_Material provided_
■ ■ ■ ■ ■

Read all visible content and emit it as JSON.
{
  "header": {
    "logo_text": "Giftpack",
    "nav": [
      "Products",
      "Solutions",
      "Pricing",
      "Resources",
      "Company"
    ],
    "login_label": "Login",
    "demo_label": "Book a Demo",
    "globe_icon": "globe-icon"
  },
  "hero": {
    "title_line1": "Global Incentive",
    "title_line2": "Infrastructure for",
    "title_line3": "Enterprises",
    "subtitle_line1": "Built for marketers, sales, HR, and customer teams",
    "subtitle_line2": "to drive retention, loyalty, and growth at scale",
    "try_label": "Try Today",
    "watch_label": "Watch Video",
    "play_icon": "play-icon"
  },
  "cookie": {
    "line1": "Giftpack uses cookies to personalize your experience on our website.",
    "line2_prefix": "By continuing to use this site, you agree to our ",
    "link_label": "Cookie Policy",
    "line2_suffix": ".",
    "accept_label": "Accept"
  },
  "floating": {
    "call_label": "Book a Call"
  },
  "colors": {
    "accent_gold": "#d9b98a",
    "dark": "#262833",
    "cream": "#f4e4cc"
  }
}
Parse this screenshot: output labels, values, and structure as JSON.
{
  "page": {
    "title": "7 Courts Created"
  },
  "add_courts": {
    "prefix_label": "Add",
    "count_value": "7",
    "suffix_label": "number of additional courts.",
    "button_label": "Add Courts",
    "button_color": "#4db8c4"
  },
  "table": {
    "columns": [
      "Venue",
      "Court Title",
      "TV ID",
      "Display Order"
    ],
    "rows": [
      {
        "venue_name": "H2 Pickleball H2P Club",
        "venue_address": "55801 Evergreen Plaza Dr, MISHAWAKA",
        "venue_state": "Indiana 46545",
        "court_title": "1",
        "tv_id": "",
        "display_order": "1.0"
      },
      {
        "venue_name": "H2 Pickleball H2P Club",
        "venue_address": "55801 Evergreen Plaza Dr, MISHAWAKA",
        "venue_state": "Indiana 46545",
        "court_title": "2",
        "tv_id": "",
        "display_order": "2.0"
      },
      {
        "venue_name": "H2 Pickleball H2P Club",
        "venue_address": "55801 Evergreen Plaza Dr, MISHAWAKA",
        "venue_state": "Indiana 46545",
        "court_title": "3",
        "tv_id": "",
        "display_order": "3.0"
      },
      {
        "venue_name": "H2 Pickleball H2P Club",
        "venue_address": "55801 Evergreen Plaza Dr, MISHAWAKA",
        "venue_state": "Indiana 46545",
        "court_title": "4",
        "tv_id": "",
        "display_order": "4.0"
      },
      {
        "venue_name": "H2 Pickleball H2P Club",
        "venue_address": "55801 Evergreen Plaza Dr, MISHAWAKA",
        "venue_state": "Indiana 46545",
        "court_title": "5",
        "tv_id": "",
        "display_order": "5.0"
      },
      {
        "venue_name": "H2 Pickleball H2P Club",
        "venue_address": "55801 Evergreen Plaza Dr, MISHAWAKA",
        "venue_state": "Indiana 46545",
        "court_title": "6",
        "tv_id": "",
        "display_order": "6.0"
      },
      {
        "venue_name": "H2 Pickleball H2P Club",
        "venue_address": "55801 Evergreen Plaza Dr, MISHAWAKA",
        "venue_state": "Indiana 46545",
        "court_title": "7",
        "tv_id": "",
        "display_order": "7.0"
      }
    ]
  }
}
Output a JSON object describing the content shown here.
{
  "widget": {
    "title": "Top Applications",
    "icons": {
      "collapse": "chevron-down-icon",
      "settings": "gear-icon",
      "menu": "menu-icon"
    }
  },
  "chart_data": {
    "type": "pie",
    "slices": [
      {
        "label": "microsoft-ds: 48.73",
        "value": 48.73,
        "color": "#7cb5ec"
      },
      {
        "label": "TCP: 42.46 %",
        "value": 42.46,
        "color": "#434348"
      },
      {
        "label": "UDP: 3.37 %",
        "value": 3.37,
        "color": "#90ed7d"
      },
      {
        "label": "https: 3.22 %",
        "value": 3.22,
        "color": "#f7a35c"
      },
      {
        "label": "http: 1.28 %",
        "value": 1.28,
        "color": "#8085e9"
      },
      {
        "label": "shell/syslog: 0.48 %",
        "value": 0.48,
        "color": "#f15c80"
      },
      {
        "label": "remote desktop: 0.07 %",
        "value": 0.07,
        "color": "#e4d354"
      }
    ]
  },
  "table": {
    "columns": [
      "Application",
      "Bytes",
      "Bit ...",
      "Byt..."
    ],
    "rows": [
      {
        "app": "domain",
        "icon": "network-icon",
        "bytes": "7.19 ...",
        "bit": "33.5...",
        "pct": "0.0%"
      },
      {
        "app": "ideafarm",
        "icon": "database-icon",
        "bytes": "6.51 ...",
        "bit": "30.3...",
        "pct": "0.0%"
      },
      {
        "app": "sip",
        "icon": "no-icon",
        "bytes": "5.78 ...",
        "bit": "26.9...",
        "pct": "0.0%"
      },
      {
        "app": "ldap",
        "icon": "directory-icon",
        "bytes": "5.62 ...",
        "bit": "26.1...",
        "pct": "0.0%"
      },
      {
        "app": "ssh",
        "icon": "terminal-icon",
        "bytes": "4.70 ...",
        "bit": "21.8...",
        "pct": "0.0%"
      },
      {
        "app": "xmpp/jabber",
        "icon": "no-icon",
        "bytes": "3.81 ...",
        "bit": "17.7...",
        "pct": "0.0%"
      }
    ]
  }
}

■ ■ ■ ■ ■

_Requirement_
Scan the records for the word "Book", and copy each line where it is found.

_Solution for this task_
    "demo_label": "Book a Demo",
    "call_label": "Book a Call"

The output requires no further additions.